Here the answer should be the line with "What data populates" and all the lines after it through the end of the listing, each repeated exactly, and no other text.

## Data for this exercise:

===============

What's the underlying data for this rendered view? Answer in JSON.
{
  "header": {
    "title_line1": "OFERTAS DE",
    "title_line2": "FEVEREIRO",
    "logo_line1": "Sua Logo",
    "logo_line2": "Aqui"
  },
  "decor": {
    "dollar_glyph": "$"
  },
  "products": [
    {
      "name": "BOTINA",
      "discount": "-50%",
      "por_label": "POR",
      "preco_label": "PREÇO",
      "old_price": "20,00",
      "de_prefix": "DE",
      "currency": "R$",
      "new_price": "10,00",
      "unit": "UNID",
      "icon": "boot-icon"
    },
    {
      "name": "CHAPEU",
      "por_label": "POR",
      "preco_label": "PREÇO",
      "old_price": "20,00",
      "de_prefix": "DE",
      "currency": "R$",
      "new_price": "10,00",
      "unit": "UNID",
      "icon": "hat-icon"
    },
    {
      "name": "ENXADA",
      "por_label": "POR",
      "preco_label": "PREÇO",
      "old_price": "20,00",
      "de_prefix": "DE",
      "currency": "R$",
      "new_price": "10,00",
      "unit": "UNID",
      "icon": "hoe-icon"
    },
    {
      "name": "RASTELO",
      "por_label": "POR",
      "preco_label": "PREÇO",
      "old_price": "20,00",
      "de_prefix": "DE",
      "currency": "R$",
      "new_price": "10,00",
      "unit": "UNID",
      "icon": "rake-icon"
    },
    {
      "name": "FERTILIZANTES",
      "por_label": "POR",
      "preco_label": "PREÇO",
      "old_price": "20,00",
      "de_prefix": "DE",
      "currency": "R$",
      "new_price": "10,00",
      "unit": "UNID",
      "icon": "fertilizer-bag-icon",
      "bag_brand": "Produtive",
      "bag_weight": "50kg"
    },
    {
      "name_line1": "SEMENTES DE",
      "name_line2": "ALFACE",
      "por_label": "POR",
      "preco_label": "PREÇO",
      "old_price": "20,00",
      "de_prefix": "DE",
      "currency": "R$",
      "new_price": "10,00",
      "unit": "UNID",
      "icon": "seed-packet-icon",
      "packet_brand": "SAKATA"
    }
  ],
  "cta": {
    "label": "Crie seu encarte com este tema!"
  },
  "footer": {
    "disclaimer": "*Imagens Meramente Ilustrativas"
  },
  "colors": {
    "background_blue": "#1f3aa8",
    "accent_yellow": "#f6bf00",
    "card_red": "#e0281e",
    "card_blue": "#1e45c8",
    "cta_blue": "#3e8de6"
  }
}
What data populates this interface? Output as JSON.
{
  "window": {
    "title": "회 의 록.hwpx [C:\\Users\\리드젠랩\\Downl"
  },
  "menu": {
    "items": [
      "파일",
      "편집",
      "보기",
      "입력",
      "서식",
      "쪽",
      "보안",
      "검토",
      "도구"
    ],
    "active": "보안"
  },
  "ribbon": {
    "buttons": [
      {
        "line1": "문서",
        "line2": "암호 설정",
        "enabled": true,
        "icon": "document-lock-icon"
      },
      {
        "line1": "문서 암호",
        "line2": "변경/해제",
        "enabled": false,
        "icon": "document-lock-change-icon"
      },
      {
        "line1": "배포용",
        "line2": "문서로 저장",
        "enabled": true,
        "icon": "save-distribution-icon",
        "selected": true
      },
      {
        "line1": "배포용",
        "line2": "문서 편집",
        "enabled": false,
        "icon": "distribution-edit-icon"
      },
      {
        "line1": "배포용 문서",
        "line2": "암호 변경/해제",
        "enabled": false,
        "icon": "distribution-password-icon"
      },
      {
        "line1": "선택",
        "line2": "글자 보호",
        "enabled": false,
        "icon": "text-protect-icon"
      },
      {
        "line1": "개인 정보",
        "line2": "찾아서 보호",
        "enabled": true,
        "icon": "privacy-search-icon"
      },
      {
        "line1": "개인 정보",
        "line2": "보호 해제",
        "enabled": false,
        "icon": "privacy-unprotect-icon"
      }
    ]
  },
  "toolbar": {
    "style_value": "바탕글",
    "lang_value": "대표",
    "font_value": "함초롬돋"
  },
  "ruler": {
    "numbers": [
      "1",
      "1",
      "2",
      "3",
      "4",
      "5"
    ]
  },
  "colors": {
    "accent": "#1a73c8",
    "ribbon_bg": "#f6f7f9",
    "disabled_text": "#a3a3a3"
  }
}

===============

## Result of the exercise:
What data populates this interface? Output as JSON.
{
  "window": {
    "title": "회 의 록.hwpx [C:\\Users\\리드젠랩\\Downl"
  },
  "menu": {
    "items": [
      "파일",
      "편집",
      "보기",
      "입력",
      "서식",
      "쪽",
      "보안",
      "검토",
      "도구"
    ],
    "active": "보안"
  },
  "ribbon": {
    "buttons": [
      {
        "line1": "문서",
        "line2": "암호 설정",
        "enabled": true,
        "icon": "document-lock-icon"
      },
      {
        "line1": "문서 암호",
        "line2": "변경/해제",
        "enabled": false,
        "icon": "document-lock-change-icon"
      },
      {
        "line1": "배포용",
        "line2": "문서로 저장",
        "enabled": true,
        "icon": "save-distribution-icon",
        "selected": true
      },
      {
        "line1": "배포용",
        "line2": "문서 편집",
        "enabled": false,
        "icon": "distribution-edit-icon"
      },
      {
        "line1": "배포용 문서",
        "line2": "암호 변경/해제",
        "enabled": false,
        "icon": "distribution-password-icon"
      },
      {
        "line1": "선택",
        "line2": "글자 보호",
        "enabled": false,
        "icon": "text-protect-icon"
      },
      {
        "line1": "개인 정보",
        "line2": "찾아서 보호",
        "enabled": true,
        "icon": "privacy-search-icon"
      },
      {
        "line1": "개인 정보",
        "line2": "보호 해제",
        "enabled": false,
        "icon": "privacy-unprotect-icon"
      }
    ]
  },
  "toolbar": {
    "style_value": "바탕글",
    "lang_value": "대표",
    "font_value": "함초롬돋"
  },
  "ruler": {
    "numbers": [
      "1",
      "1",
      "2",
      "3",
      "4",
      "5"
    ]
  },
  "colors": {
    "accent": "#1a73c8",
    "ribbon_bg": "#f6f7f9",
    "disabled_text": "#a3a3a3"
  }
}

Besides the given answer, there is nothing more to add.